This was somewhere in the middle of Affleck’s process of burning through the public’s good will toward him as an actor (it was a couple years after PHANTOMS and a couple before GIGLI) but he has since become a respectable director.
datedness: Being a period piece and being well executed visually it doesn’t seem dated to 2001 at all.
2001-2011 connections: Ten summers ago Bay tried to graduate to more mature material.

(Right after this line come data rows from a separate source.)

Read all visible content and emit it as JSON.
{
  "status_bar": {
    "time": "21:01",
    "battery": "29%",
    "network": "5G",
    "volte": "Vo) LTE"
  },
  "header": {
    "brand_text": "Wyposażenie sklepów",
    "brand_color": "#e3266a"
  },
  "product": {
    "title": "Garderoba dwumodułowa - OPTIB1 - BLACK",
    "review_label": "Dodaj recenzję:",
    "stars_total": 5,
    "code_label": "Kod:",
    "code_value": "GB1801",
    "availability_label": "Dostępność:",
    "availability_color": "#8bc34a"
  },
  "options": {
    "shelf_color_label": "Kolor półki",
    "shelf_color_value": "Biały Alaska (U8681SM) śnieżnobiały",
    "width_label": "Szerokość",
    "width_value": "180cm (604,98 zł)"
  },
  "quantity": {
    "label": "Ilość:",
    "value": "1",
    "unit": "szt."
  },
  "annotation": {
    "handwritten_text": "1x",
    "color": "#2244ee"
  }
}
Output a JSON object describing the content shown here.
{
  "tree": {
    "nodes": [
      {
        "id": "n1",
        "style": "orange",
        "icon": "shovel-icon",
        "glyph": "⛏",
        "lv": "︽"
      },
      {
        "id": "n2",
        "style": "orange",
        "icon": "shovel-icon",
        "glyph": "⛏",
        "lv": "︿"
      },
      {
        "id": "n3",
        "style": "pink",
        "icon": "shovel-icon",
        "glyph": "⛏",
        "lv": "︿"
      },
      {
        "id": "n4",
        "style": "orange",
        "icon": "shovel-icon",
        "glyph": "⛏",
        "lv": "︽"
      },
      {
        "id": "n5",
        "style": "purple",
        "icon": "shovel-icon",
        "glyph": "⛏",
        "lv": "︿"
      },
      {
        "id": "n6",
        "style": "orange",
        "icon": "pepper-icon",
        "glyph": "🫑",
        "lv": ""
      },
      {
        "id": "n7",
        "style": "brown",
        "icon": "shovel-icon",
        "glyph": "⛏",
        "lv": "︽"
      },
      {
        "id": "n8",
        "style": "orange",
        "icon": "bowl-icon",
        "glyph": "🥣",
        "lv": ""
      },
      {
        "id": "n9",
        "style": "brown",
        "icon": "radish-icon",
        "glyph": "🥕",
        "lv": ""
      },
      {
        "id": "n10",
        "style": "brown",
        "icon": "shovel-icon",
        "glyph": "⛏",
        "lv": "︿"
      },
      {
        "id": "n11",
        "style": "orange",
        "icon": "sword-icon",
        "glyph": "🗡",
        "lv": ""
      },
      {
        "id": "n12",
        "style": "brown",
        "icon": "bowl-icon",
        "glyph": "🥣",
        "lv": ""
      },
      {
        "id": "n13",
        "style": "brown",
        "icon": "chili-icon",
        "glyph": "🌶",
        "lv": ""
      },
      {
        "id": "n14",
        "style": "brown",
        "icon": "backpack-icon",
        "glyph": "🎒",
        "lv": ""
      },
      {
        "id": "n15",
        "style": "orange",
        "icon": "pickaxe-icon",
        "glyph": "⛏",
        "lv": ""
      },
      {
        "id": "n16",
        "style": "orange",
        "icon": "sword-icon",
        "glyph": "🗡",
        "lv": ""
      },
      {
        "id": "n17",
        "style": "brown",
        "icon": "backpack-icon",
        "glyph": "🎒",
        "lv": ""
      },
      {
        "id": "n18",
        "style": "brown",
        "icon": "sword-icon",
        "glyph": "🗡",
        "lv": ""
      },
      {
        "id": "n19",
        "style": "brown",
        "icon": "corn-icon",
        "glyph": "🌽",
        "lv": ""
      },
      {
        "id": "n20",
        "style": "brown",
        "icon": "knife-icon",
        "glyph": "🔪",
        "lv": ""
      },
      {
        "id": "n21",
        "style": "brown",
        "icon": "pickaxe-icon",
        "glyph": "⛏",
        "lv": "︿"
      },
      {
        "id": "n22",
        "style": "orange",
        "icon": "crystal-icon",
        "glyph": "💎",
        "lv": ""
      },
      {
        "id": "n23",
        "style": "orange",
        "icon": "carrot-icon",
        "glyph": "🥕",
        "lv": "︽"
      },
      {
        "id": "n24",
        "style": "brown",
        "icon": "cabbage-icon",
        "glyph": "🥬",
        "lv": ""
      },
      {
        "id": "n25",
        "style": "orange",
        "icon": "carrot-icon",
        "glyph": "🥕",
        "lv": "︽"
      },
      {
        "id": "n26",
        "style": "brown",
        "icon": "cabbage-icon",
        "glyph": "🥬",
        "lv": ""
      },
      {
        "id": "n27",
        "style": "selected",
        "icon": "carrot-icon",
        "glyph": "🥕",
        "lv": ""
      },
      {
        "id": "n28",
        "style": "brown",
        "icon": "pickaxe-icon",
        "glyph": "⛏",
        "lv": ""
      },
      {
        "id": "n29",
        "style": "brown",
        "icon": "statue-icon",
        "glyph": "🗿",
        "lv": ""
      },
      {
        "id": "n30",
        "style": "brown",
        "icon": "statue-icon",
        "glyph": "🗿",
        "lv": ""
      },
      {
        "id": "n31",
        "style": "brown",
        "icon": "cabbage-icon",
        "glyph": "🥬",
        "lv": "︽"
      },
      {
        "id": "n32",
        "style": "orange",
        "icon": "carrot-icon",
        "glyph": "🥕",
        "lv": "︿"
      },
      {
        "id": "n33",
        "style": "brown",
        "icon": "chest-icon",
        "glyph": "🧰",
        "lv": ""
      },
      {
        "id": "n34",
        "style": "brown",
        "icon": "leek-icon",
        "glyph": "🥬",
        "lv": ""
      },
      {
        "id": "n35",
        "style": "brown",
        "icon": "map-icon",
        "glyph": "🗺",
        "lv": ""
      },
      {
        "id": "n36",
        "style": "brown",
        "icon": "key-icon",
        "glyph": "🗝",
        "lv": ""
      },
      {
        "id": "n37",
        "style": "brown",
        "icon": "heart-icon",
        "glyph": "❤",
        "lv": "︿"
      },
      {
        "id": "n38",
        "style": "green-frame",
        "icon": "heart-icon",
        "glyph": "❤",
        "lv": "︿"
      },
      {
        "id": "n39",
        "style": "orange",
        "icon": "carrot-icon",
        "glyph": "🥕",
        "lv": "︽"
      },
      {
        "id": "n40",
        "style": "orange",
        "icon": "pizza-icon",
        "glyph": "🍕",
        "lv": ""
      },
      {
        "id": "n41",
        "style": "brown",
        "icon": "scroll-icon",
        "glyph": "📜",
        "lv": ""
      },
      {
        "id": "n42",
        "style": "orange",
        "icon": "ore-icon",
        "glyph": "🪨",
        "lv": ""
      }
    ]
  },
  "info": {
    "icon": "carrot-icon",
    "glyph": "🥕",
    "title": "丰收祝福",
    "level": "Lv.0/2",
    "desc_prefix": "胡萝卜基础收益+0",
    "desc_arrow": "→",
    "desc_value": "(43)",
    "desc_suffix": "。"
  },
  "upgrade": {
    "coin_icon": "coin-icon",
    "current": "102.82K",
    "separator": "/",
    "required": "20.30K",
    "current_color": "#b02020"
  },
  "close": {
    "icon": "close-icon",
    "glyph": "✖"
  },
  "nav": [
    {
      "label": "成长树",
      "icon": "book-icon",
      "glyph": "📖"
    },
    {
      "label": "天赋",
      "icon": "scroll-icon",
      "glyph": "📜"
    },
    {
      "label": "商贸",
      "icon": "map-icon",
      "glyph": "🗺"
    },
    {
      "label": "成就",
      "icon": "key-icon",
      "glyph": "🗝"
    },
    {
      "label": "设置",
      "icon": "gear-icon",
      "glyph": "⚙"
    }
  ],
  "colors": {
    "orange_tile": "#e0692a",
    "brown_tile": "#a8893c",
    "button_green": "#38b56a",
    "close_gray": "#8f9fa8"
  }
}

This summer he’s doing his third toy adaptation in a row (and in 3D this time). That’s probly a better idea for him.
VERN has a new action-horror novel out called WORM ON A HOOK! He has been reviewing movies since 1999 and is the author of the film criticism books Seagalogy: A Study of the Ass-Kicking Films of Steven Seagal and Yippee Ki-Yay Moviegoer!: Writings on Bruce Willis, Badass Cinema and Other Important Topics as well as the crime novel Niketown.